_Exercise details:_ Repeat every entry word for word. Images do not belong in the copy.

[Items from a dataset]
================

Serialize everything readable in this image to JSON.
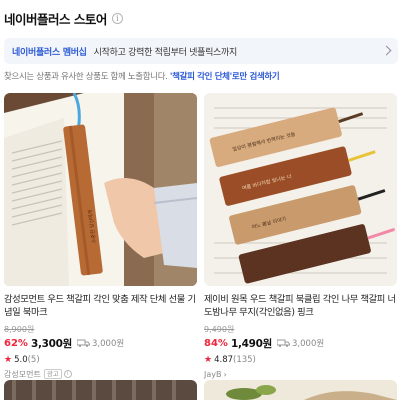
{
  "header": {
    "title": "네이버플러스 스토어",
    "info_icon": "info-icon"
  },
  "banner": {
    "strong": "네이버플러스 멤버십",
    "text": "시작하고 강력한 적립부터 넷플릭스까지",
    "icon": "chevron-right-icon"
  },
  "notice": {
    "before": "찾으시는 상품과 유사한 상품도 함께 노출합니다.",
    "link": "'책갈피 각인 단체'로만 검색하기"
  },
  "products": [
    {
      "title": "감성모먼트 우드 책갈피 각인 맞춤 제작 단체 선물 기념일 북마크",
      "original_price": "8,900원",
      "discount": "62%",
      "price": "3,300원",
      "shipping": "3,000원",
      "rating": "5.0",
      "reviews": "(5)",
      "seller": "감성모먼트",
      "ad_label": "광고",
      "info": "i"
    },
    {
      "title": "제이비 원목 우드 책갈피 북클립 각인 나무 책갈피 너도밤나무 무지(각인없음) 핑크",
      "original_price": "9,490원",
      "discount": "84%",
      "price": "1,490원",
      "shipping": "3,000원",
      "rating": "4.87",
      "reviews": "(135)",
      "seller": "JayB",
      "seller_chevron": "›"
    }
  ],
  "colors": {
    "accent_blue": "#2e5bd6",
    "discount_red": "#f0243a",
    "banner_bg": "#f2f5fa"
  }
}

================

_Task result:_
Serialize everything readable in this image to JSON.
{
  "header": {
    "title": "네이버플러스 스토어",
    "info_icon": "info-icon"
  },
  "banner": {
    "strong": "네이버플러스 멤버십",
    "text": "시작하고 강력한 적립부터 넷플릭스까지",
    "icon": "chevron-right-icon"
  },
  "notice": {
    "before": "찾으시는 상품과 유사한 상품도 함께 노출합니다.",
    "link": "'책갈피 각인 단체'로만 검색하기"
  },
  "products": [
    {
      "title": "감성모먼트 우드 책갈피 각인 맞춤 제작 단체 선물 기념일 북마크",
      "original_price": "8,900원",
      "discount": "62%",
      "price": "3,300원",
      "shipping": "3,000원",
      "rating": "5.0",
      "reviews": "(5)",
      "seller": "감성모먼트",
      "ad_label": "광고",
      "info": "i"
    },
    {
      "title": "제이비 원목 우드 책갈피 북클립 각인 나무 책갈피 너도밤나무 무지(각인없음) 핑크",
      "original_price": "9,490원",
      "discount": "84%",
      "price": "1,490원",
      "shipping": "3,000원",
      "rating": "4.87",
      "reviews": "(135)",
      "seller": "JayB",
      "seller_chevron": "›"
    }
  ],
  "colors": {
    "accent_blue": "#2e5bd6",
    "discount_red": "#f0243a",
    "banner_bg": "#f2f5fa"
  }
}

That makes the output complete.